Let’s acknowledge who is walking in the door for an interview today. By and large, this person sends in the same generic resume to every employer, and it’s full of errors. They don’t care enough to craft a sales page that matches their skills and talents with the job opening. When they show up for an interview, they are unprepared on every level. No investigation done before they arrive. No attention toward what the employer is looking for in a candidate. Who shows up is “I need to make some money. I just need a job.” Clock in and clock out.

I’ve always said, “Show up with soft skills. Hard skills are trained.” That is the reverse of who is coming through the door today. Candidates have a toolbox of what they believe are the hard skills, and those are necessary. However, people who arrive with soft skills, like the ability to connect with other humans, good verbal skills and eye contact, and a sense of comfort or peace within themselves, are like a winning lottery ticket. There’s a one in a million chance of finding one. The typical candidate is an empty ship at sea – apathetic and directionless. To meet someone who is present and genuinely interested is hard to find. It begs the question – what is going on here?

The descent into distraction started about 10 years ago. Back then, people were doers and creators with direction – and many had a purpose. Ever so slowly, the world has collectively turned over thinking and decision making to an external force. Hopes, desires, dreams and goals are shelved in favor of watching other people’s lives. As a potential employer, you are competing with a mobile phone. At one time, potential new hires were concerned about what you thought of them. They wanted to impress you. Today, they are consumed with comparing what they have and what they’ve accomplished in life to the people they follow on social media. It’s their new barometer.

Take a good look in the mirror, friends, because YOU are caught in the same mouse trap. Consider the panic you experience when you can’t find your phone as confirmation of just how deep the addiction is. You start things and rarely finish them because you struggle to focus. The lives and routines of strangers are summoning your attention every minute of every day.

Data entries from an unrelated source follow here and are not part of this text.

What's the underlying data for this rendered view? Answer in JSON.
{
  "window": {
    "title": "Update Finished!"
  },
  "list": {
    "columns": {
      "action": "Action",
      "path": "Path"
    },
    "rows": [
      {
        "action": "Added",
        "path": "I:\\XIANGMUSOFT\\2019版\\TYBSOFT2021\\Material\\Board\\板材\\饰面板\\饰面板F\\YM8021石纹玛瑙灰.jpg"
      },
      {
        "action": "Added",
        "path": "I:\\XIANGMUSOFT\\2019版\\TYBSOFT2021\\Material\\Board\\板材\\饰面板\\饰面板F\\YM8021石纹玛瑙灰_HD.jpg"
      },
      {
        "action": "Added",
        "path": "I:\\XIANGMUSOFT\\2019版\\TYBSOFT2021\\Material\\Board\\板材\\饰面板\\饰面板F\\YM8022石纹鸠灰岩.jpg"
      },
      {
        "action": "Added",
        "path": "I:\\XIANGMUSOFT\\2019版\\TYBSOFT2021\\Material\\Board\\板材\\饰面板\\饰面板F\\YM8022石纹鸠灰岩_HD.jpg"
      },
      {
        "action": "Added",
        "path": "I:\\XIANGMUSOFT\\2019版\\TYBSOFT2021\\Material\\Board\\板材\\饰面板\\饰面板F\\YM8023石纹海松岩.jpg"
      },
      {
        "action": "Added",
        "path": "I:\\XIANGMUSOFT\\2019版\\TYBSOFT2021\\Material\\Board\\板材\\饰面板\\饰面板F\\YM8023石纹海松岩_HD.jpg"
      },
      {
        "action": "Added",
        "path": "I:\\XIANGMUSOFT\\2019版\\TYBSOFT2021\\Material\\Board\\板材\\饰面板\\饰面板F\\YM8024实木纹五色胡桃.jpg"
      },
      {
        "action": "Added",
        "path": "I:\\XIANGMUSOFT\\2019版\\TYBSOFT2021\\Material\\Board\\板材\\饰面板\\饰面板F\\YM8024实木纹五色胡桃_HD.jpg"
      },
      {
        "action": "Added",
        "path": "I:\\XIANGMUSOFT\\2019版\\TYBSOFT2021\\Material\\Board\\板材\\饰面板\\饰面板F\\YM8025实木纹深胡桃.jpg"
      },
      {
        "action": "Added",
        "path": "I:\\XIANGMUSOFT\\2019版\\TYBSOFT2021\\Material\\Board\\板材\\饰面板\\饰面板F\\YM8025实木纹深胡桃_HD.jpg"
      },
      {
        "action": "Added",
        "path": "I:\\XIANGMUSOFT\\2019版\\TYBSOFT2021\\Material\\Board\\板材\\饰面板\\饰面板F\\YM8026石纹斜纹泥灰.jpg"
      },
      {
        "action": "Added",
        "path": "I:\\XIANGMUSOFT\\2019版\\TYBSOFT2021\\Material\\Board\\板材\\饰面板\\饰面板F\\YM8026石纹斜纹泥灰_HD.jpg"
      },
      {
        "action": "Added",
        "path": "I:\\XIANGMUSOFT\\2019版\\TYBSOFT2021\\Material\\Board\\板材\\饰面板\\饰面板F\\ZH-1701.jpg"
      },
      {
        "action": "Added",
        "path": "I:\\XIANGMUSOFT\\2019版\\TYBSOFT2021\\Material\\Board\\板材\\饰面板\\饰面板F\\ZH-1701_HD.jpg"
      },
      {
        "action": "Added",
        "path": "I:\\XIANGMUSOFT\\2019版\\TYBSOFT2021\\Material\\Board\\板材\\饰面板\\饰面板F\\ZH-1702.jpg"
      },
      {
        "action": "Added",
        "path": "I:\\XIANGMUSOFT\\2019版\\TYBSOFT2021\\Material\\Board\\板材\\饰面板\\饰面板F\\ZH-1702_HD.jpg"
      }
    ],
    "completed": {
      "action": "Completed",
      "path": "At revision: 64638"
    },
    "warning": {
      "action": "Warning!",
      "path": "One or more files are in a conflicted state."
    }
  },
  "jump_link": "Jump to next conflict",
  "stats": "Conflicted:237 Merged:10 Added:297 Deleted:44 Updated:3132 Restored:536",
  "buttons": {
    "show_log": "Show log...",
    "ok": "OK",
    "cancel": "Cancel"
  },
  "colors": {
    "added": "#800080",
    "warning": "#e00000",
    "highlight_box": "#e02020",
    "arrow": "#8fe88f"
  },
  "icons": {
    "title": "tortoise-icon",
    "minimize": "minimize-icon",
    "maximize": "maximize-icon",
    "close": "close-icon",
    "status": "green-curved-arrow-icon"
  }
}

With one eye on the screen and one eye on your tasks, it’s near impossible for your brain to do its best work. This is showing up in you, in your staff, and in your potential recruits.

16 years after the world was first introduced to the online social world, a malaise has wrapped its arms around people. Discontent is the prevailing disease both inside and outside your nonprofit. Jobs are no longer interesting or fulfilling because they require commitment – while the online social world requires none. There is no need to ask people what they do in their free time, because the answer is the same for everyone – sitting on the couch at home watching other people’s lives. It’s time to face the facts. You are a follower now, like everyone submitting a resume and interviewing at your nonprofit.

Just like I pointed out in last week’s article, you are now in the Era of Disruption. A tool that was supposedly created to unite us all has ultimately disconnected us from each other, our individual purposes, our work, and most of all, ourselves. It is not going away, which forces all of us to adapt. Here is what that looks like…

  1. Locate confidence within yourself once again vs. desperately trying to download it.

    It’s always been there, and you simply forgot. If there is one thing your organization needs right now, it’s your leadership as the compass. Take your eyes off the screen and put them back on your work. It’s still there waiting for you.

  1. When a potential new hire shows up for an interview, ask what they hope to do in your organization that they’re really good at.

    Ask why they want the job. If the answer you get back is about money, keep looking. What you need most is an exchange of value. If they cannot language the value they’re bringing, they are only there to take. Which makes them not the right candidate for you.

  1. Within your organization, create spontaneous moments every day to FEEL the work you do.

    That is the only way a nonprofit like yours will survive. We do it by coming to a hard stop each day and exchanging wins. Things we recently achieved. A kid getting a warm jacket. A lunch delivery that made it on time so kids could eat today. Every day, there is at least one win. The work you’re doing inside your organization goes far beyond a screen. Make sure it’s piercing your skin along with everyone else who works there. Share your wins and remember why you exist! You’re in the business of purpose.

The final article of this series will arrive next week.

Want help? I offer individualized coaching and consulting specifically tailored to meet you where you are, with the people and resources you have available to you, and with your goals in mind.

Reply to this message directly to set up a conversation. Even if we don’t end up doing work together, I promise our conversation will highlight a direction and solutions you haven’t yet considered.

Let’s start there.